By Corinne Murdock |
Pima County Attorney Laura Conover promised to break Arizona law if the Supreme Court overrules Roe v. Wade and the state outlaws abortion. Conover vowed that those seeking or assisting in abortions wouldn’t receive any jail time on her watch.
“We will do everything in our power to ensure that no person seeking or assisting in an abortion will spend a night in jail,” said Conover.
Arizona’s latest abortion restriction, SB1164, banned abortions after 15 weeks. Governor Doug Ducey signed it into law in March.
However, if the Supreme Court overturns Roe v. Wade’s legalized abortion in deciding Dobbs v. Jackson Women’s Health Organization, Arizona may revert to its original outright ban on abortion dating back to the beginning of its statehood.
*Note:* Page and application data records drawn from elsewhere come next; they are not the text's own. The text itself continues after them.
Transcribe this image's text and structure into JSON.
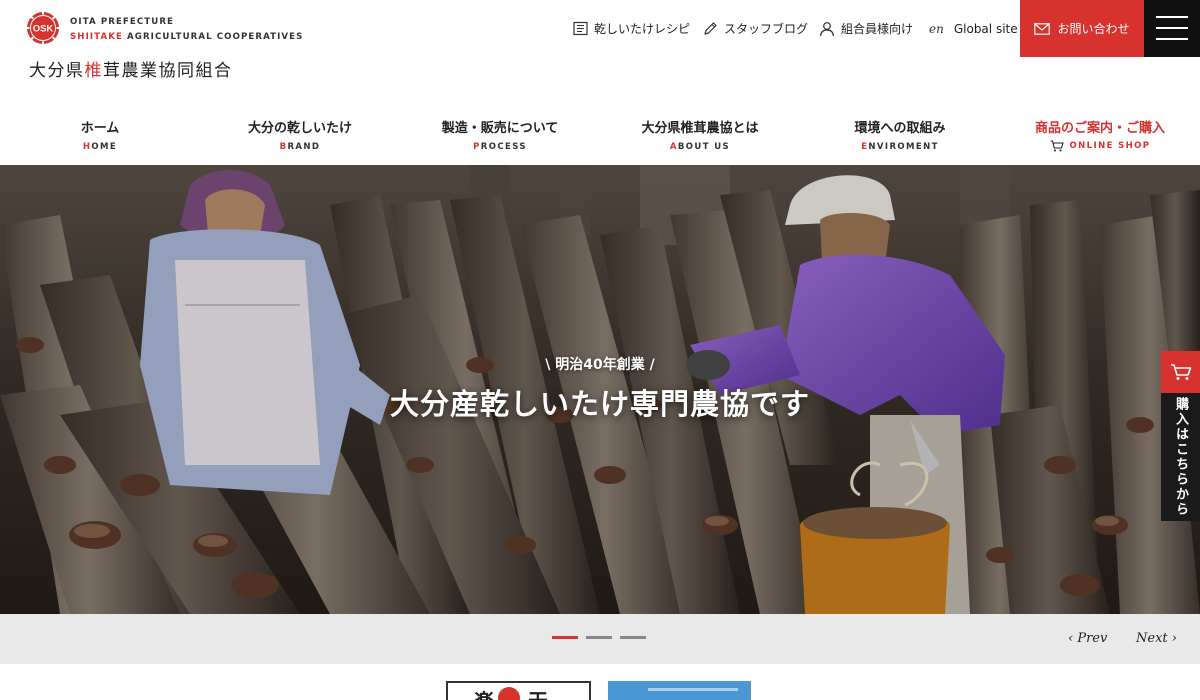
{
  "logo": {
    "mark_text": "OSK",
    "en_line1": "OITA PREFECTURE",
    "en_line2_accent": "SHIITAKE",
    "en_line2_rest": " AGRICULTURAL COOPERATIVES",
    "jp_part1": "大分県",
    "jp_accent": "椎",
    "jp_part2": "茸農業協同組合"
  },
  "utility_nav": {
    "recipe": "乾しいたけレシピ",
    "blog": "スタッフブログ",
    "members": "組合員様向け",
    "global_prefix": "en",
    "global": "Global site",
    "contact": "お問い合わせ"
  },
  "main_nav": [
    {
      "jp": "ホーム",
      "en_first": "H",
      "en_rest": "OME"
    },
    {
      "jp": "大分の乾しいたけ",
      "en_first": "B",
      "en_rest": "RAND"
    },
    {
      "jp": "製造・販売について",
      "en_first": "P",
      "en_rest": "ROCESS"
    },
    {
      "jp": "大分県椎茸農協とは",
      "en_first": "A",
      "en_rest": "BOUT US"
    },
    {
      "jp": "環境への取組み",
      "en_first": "E",
      "en_rest": "NVIROMENT"
    },
    {
      "jp": "商品のご案内・ご購入",
      "en": "ONLINE SHOP"
    }
  ],
  "hero": {
    "kicker": "\\ 明治40年創業 /",
    "title": "大分産乾しいたけ専門農協です",
    "slide_count": 3,
    "active_slide": 1
  },
  "side_tab": {
    "label": "購入はこちらから"
  },
  "slider": {
    "prev": "‹ Prev",
    "next": "Next ›"
  },
  "banners": {
    "banner1_text_a": "楽",
    "banner1_text_b": "天"
  },
  "colors": {
    "accent": "#d7322e",
    "dark": "#111111",
    "slider_bg": "#e9e9e9"
  }
}
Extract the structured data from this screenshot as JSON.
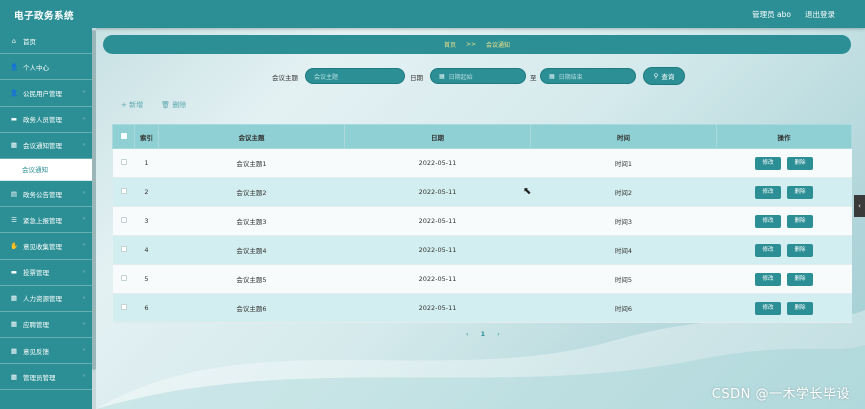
{
  "app": {
    "title": "电子政务系统",
    "admin_label": "管理员 abo",
    "logout": "退出登录"
  },
  "sidebar": {
    "items": [
      {
        "label": "首页",
        "icon": "home-icon",
        "glyph": "⌂"
      },
      {
        "label": "个人中心",
        "icon": "user-icon",
        "glyph": "👤"
      },
      {
        "label": "公民用户管理",
        "icon": "user-icon",
        "glyph": "👤"
      },
      {
        "label": "政务人员管理",
        "icon": "card-icon",
        "glyph": "▬"
      },
      {
        "label": "会议通知管理",
        "icon": "grid-icon",
        "glyph": "▦"
      },
      {
        "label": "政务公告管理",
        "icon": "book-icon",
        "glyph": "▤"
      },
      {
        "label": "紧急上报管理",
        "icon": "list-icon",
        "glyph": "☰"
      },
      {
        "label": "意见收集管理",
        "icon": "hand-icon",
        "glyph": "✋"
      },
      {
        "label": "投票管理",
        "icon": "card-icon",
        "glyph": "▬"
      },
      {
        "label": "人力资源管理",
        "icon": "grid-icon",
        "glyph": "▦"
      },
      {
        "label": "应聘管理",
        "icon": "grid-icon",
        "glyph": "▦"
      },
      {
        "label": "意见反馈",
        "icon": "grid-icon",
        "glyph": "▦"
      },
      {
        "label": "管理员管理",
        "icon": "grid-icon",
        "glyph": "▦"
      }
    ],
    "active_sub": "会议通知"
  },
  "breadcrumb": {
    "home": "首页",
    "sep": ">>",
    "current": "会议通知"
  },
  "search": {
    "topic_label": "会议主题",
    "topic_placeholder": "会议主题",
    "date_label": "日期",
    "date_start_placeholder": "日期起始",
    "to_label": "至",
    "date_end_placeholder": "日期结束",
    "query_button": "查询"
  },
  "toolbar": {
    "add_label": "+ 新增",
    "delete_label": "删除"
  },
  "table": {
    "headers": [
      "索引",
      "会议主题",
      "日期",
      "时间",
      "操作"
    ],
    "edit_label": "修改",
    "delete_label": "删除",
    "rows": [
      {
        "index": "1",
        "topic": "会议主题1",
        "date": "2022-05-11",
        "time": "时间1"
      },
      {
        "index": "2",
        "topic": "会议主题2",
        "date": "2022-05-11",
        "time": "时间2"
      },
      {
        "index": "3",
        "topic": "会议主题3",
        "date": "2022-05-11",
        "time": "时间3"
      },
      {
        "index": "4",
        "topic": "会议主题4",
        "date": "2022-05-11",
        "time": "时间4"
      },
      {
        "index": "5",
        "topic": "会议主题5",
        "date": "2022-05-11",
        "time": "时间5"
      },
      {
        "index": "6",
        "topic": "会议主题6",
        "date": "2022-05-11",
        "time": "时间6"
      }
    ]
  },
  "pagination": {
    "prev": "‹",
    "current": "1",
    "next": "›"
  },
  "watermark": "CSDN @一木学长毕设",
  "colors": {
    "primary": "#2b8f95",
    "header_row": "#8fd0d4",
    "highlight_row": "#d3eef0",
    "breadcrumb_text": "#f2e28a"
  }
}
SB1164’s language reflected support of that outcome.
“This act does not: […] Repeal, by implication or otherwise, section 13-3602, Arizona Revised Statutes, or any other applicable state law regulating or restricting abortion,” reads the law.
From 1901, before Arizona achieved statehood in 1912, to the Roe v. Wade ruling in 1973, Arizona outlawed abortion completely. Later versions of the law retained the majority of the original language but modified punishments — up until the 1973 Supreme Court ruling, anyone who performed abortions received two to five years’ prison time.
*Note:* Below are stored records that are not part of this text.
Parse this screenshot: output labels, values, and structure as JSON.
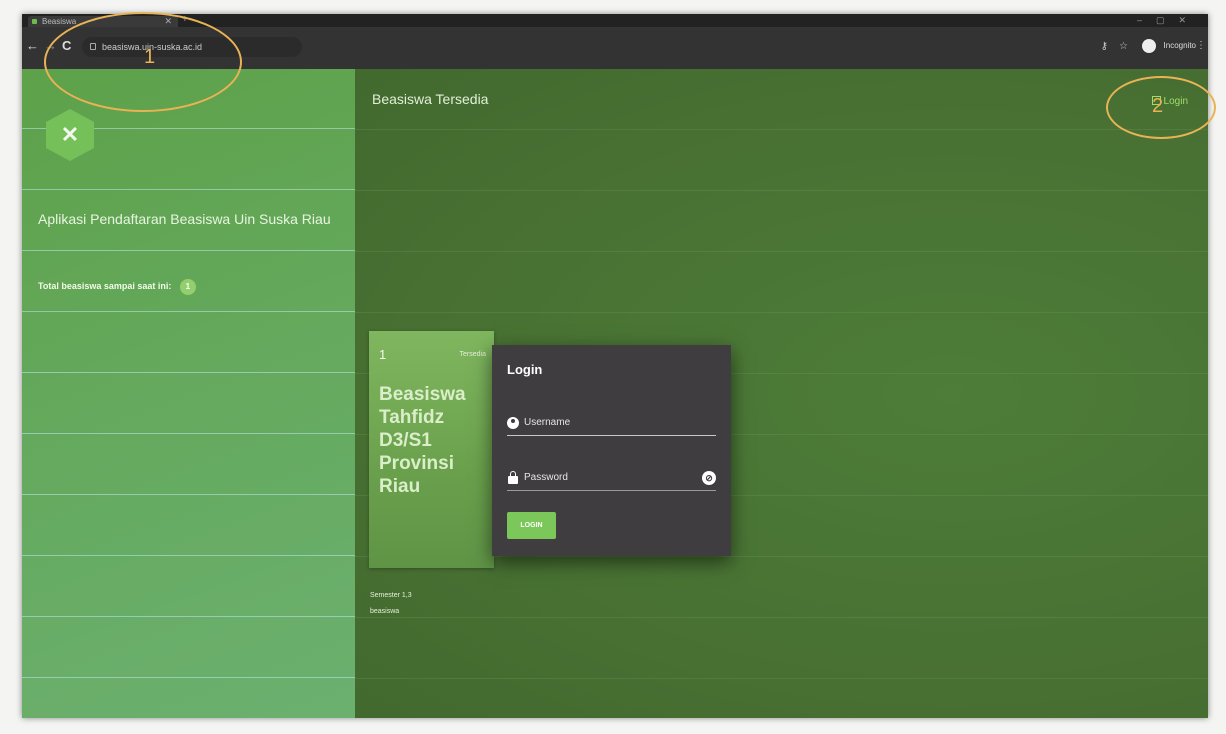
{
  "browser": {
    "tab_title": "Beasiswa",
    "new_tab_symbol": "+",
    "url": "beasiswa.uin-suska.ac.id",
    "incognito_label": "Incognito",
    "nav": {
      "back": "←",
      "forward": "→",
      "reload": "C"
    }
  },
  "sidebar": {
    "app_title": "Aplikasi Pendaftaran Beasiswa Uin Suska Riau",
    "total_label": "Total beasiswa sampai saat ini:",
    "total_count": "1"
  },
  "main": {
    "title": "Beasiswa Tersedia",
    "login_link": "Login"
  },
  "scholarship_card": {
    "number": "1",
    "status": "Tersedia",
    "title": "Beasiswa Tahfidz D3/S1 Provinsi Riau",
    "semester": "Semester 1,3",
    "note_line1": "",
    "note_line2": "beasiswa"
  },
  "login_modal": {
    "title": "Login",
    "username_placeholder": "Username",
    "password_placeholder": "Password",
    "submit_label": "LOGIN"
  },
  "annotations": {
    "marker_1": "1",
    "marker_2": "2",
    "color": "#e9b355"
  },
  "colors": {
    "sidebar_green": "#63a85a",
    "main_green": "#4b7a34",
    "button_green": "#7cc75a",
    "modal_bg": "#403d40"
  },
  "icons": [
    "back-arrow-icon",
    "forward-arrow-icon",
    "reload-icon",
    "lock-icon",
    "key-icon",
    "star-icon",
    "incognito-icon",
    "menu-dots-icon",
    "user-icon",
    "password-lock-icon",
    "eye-off-icon",
    "login-icon"
  ]
}
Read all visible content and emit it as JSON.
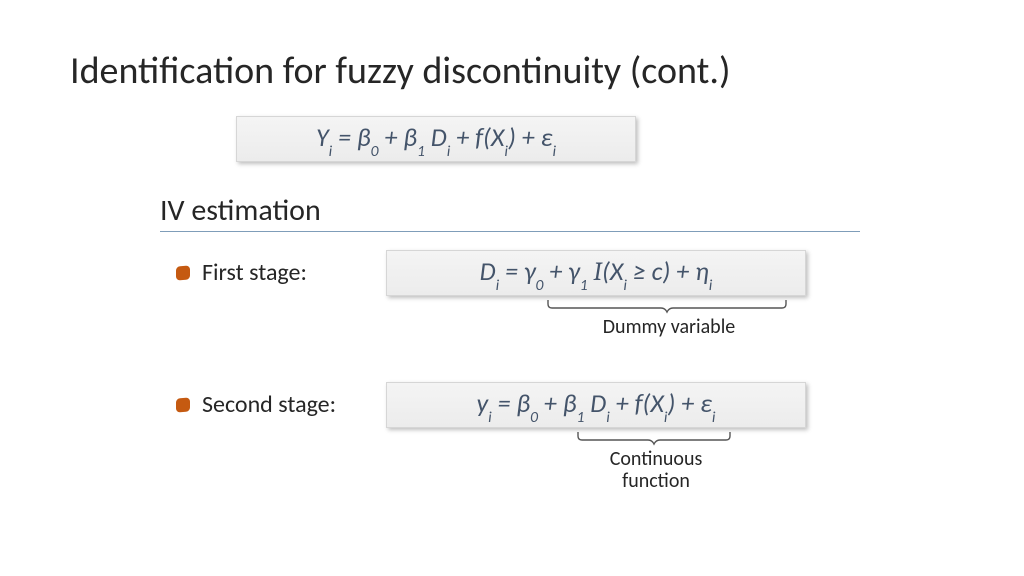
{
  "title": "Identification for fuzzy discontinuity (cont.)",
  "section": "IV estimation",
  "bullets": {
    "first": "First stage:",
    "second": "Second stage:"
  },
  "annotations": {
    "dummy": "Dummy variable",
    "continuous_l1": "Continuous",
    "continuous_l2": "function"
  },
  "equations": {
    "main": {
      "lhs": "Y",
      "lhs_sub": "i",
      "body": " = β",
      "b0s": "0",
      "plus1": " + β",
      "b1s": "1",
      "dvar": " D",
      "dsub": "i",
      "fx": " + f(X",
      "xsub": "i",
      "close": ") + ε",
      "esub": "i"
    },
    "first": {
      "lhs": "D",
      "lhs_sub": "i",
      "body": " = γ",
      "g0s": "0",
      "plus1": " + γ",
      "g1s": "1",
      "ind": " I",
      "paren": "(X",
      "xsub": "i",
      "geq": " ≥ c)",
      "plus2": " + η",
      "hsub": "i"
    },
    "second": {
      "lhs": "y",
      "lhs_sub": "i",
      "body": " = β",
      "b0s": "0",
      "plus1": " + β",
      "b1s": "1",
      "dvar": " D",
      "dsub": "i",
      "fx": " + f(X",
      "xsub": "i",
      "close": ") + ε",
      "esub": "i"
    }
  }
}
If the Supreme Court overturns the precedents established by Roe v. Wade and Planned Parenthood v. Casey, then the state may return to its total ban, which some legislators have identified as a “trigger law”: A.R.S. 13:3603.
Conover wouldn’t be the only county attorney to defy an Arizona law banning abortion. Democratic candidate for Maricopa County Attorney Julie Gunnigle pledged to disregard any restrictions or bans on abortion if she wins. Her promise focused on the latest law prohibiting abortions after 15 weeks.
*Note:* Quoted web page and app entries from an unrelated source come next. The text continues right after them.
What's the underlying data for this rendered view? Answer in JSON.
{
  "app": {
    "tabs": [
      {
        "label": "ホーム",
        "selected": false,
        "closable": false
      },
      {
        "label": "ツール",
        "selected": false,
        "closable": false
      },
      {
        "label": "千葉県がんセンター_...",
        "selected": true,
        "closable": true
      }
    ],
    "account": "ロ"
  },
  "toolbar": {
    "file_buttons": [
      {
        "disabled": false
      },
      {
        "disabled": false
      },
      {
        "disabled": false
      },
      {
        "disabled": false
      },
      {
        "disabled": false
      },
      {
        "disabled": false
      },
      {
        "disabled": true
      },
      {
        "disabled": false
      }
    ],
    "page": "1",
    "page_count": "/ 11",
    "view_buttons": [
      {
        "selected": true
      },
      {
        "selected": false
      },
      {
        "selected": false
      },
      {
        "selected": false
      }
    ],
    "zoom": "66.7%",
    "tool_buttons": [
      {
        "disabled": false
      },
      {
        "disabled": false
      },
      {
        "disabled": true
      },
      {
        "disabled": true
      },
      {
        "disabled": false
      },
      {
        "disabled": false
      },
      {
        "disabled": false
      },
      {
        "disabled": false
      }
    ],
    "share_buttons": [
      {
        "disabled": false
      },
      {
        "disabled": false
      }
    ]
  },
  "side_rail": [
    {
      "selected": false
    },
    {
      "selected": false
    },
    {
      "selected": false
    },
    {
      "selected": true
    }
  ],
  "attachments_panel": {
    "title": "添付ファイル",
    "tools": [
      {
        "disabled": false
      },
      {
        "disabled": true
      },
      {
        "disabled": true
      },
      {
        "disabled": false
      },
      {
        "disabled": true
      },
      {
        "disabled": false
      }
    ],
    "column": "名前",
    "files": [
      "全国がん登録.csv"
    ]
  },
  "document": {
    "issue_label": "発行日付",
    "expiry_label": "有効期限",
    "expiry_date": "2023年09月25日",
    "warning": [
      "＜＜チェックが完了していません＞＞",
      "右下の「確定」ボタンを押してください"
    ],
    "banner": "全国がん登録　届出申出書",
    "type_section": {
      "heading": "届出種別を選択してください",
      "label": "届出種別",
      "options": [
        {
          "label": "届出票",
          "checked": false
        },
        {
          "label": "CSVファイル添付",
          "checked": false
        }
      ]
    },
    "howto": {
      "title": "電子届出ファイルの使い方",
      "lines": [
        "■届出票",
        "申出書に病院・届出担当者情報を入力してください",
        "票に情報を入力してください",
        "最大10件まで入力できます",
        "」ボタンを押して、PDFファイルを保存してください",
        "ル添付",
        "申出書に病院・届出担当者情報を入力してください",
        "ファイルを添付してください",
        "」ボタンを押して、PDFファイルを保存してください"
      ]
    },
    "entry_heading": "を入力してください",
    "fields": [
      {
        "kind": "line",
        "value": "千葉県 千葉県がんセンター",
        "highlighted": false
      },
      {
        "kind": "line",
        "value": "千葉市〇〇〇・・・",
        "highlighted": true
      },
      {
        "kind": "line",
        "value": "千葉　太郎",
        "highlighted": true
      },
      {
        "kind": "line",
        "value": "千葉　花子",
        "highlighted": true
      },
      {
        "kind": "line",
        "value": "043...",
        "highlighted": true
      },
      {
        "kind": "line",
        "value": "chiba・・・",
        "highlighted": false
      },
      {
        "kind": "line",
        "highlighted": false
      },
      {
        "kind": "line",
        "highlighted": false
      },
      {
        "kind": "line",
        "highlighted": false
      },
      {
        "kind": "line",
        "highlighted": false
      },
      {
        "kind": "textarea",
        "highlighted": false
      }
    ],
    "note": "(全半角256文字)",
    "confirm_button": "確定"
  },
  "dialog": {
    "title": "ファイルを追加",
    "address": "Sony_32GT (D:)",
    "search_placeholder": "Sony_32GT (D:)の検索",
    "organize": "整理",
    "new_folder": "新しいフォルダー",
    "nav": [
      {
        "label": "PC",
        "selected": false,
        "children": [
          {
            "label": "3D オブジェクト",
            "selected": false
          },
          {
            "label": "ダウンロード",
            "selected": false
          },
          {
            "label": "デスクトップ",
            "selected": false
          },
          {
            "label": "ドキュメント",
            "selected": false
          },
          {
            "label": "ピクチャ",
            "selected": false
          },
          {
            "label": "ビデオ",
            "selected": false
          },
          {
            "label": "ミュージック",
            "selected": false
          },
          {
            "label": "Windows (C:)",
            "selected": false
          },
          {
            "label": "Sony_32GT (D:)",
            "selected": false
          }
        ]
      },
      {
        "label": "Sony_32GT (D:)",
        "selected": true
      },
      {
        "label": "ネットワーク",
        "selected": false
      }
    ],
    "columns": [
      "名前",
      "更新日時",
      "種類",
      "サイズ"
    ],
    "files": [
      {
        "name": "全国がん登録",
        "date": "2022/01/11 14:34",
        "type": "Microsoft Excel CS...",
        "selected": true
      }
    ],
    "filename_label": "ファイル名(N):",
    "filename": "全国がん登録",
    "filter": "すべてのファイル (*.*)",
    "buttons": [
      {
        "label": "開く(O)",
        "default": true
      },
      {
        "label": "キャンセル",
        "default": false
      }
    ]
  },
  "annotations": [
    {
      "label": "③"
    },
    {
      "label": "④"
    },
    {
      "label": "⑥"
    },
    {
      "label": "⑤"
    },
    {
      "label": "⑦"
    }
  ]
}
Wednesday night, pro-abortion activists gathered outside the Arizona State Capitol to protest SB1164 and the Supreme Court’s draft majority opinion.